Coached Florida International to five NCAA Championship appearances (2001-02, '05-07)
Coached two FIU NCAA singles qualifiers (2001, '05) and one FIU NCAA doubles qualifier (2006)
Coached eight FIU singles players to 14 all-conference nominations
Coached three FIU doubles teams to five all-conference nominations
Coached 21 FIU players that have earned 37 academic all-conference nominations
Florida International's Presidential Excellence Award winner (2007)
Professional Playing Highlights
Achieved career-high WTA world rankings of No. 30 in doubles (1989) and No. 78 in singles (1989)
Domino's Team Tennis Player of the Year (1989)
Domino's Team Tennis Rookie of the Year (1989)
Two-time Virginia Slims of Puerto Rico doubles champion (1987, '89)
Virginia Slims of Aptos, Calif., doubles champion (1988)
Virginia Slims of Wichita, Kan., singles semifinalist (1989)
Collegiate Playing Highlights
NCAA Senior Player of the Year (1988)
Four-time ITA All-American in singles and doubles (1985-88)
NCAA doubles champion (1986)
NCAA doubles finalist and singles semifinalist (1988)
ITA National Intercollegiate Indoor doubles champion (1986)
Compiled career records of 103-21 (.831) in singles and 89-11 (.890) in doubles
Three-time Tennis Magazine Collegiate All-Star (1985-87)
Three-time USTA Junior Federation Cup team member (1985-87)
Pan American Games gold medalist in doubles (1985)
Goodwill Games bronze medalist in doubles (1986)
Maccabiah Games triple gold medalist (1985)
University of Miami Sports Hall of Fame inductee (2000)
Collegiate Coaching Record
|2000-01||Florida International||23-3||.885||2nd||NCAA Second Round|
|2001-02||Florida International||18-7||.720||2nd||NCAA First Round|
|2004-05||Florida International||19-6||.760||1st||NCAA Second Round|
|2005-06||Florida International||21-6||.778||1st||NCAA Second Round|
|2006-07||Florida International||19-5||.792||1st||NCAA First Round|
|2007-08||Michigan||19-6||.760||2nd||NCAA Second Round|
|2008-09||Michigan||18-7||.720||2nd||NCAA Second Round|
|2009-10||Michigan||24-5||.828||1st||NCAA Sweet 16|
|2010-11||Michigan||24-5||.828||1st||NCAA Sweet 16|
|2011-12||Michigan||21-8||.724||t-1st||NCAA Sweet 16|
|2012-13||Michigan||23-6||.793||t-1st||NCAA Sweet 16|
|2013-14||Michigan||22-5||.815||1st||NCAA Second Round|
*Florida International was a member of the Trans America Athletic Conference (now Atlantic Sun) during Bernstein's first season before moving to the Sun Belt Conference at the start of the 1998-99 season.
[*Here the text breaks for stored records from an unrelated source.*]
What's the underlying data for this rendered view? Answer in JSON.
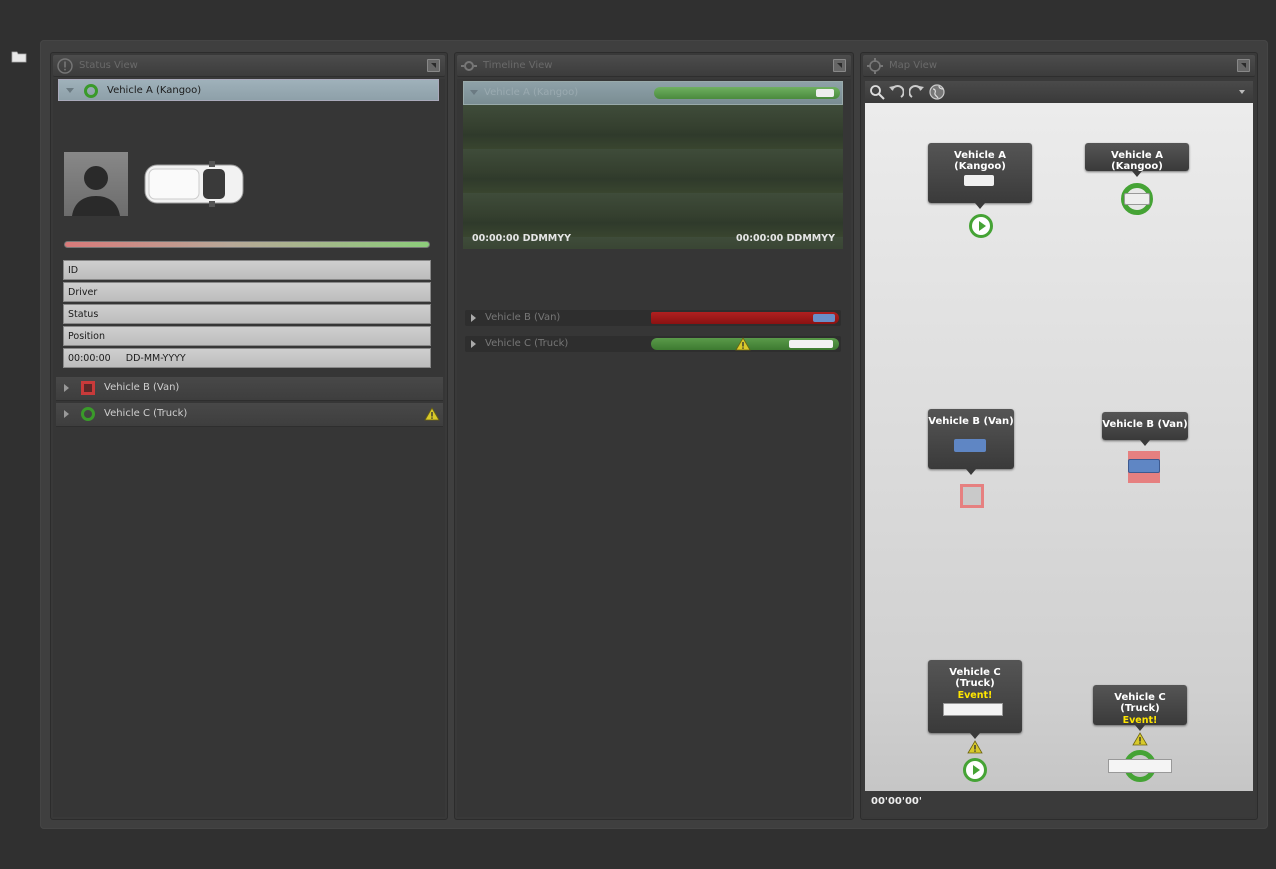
{
  "colors": {
    "ok": "#45a335",
    "alert": "#c83a3a",
    "warning": "#d8c92a",
    "event_text": "#ffe600"
  },
  "status_view": {
    "title": "Status View",
    "vehicles": [
      {
        "label": "Vehicle A (Kangoo)",
        "status": "ok",
        "expanded": true
      },
      {
        "label": "Vehicle B (Van)",
        "status": "alert",
        "expanded": false
      },
      {
        "label": "Vehicle C (Truck)",
        "status": "ok",
        "expanded": false,
        "warning": true
      }
    ],
    "fields": [
      "ID",
      "Driver",
      "Status",
      "Position",
      "00:00:00     DD-MM-YYYY"
    ]
  },
  "timeline_view": {
    "title": "Timeline View",
    "rows": [
      {
        "label": "Vehicle A (Kangoo)",
        "status": "ok"
      },
      {
        "label": "Vehicle B (Van)",
        "status": "alert"
      },
      {
        "label": "Vehicle C (Truck)",
        "status": "ok",
        "warning": true
      }
    ],
    "start_time": "00:00:00 DDMMYY",
    "end_time": "00:00:00 DDMMYY"
  },
  "map_view": {
    "title": "Map View",
    "toolbar_icons": [
      "search-icon",
      "undo-icon",
      "redo-icon",
      "globe-icon"
    ],
    "callouts": {
      "a_left": "Vehicle A (Kangoo)",
      "a_right": "Vehicle A (Kangoo)",
      "b_left": "Vehicle B (Van)",
      "b_right": "Vehicle B (Van)",
      "c_left": "Vehicle C (Truck)",
      "c_right": "Vehicle C (Truck)",
      "event": "Event!"
    },
    "footer_time": "00'00'00'"
  }
}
Neither conference keeps league records, thus the conference tournament decides the league champion.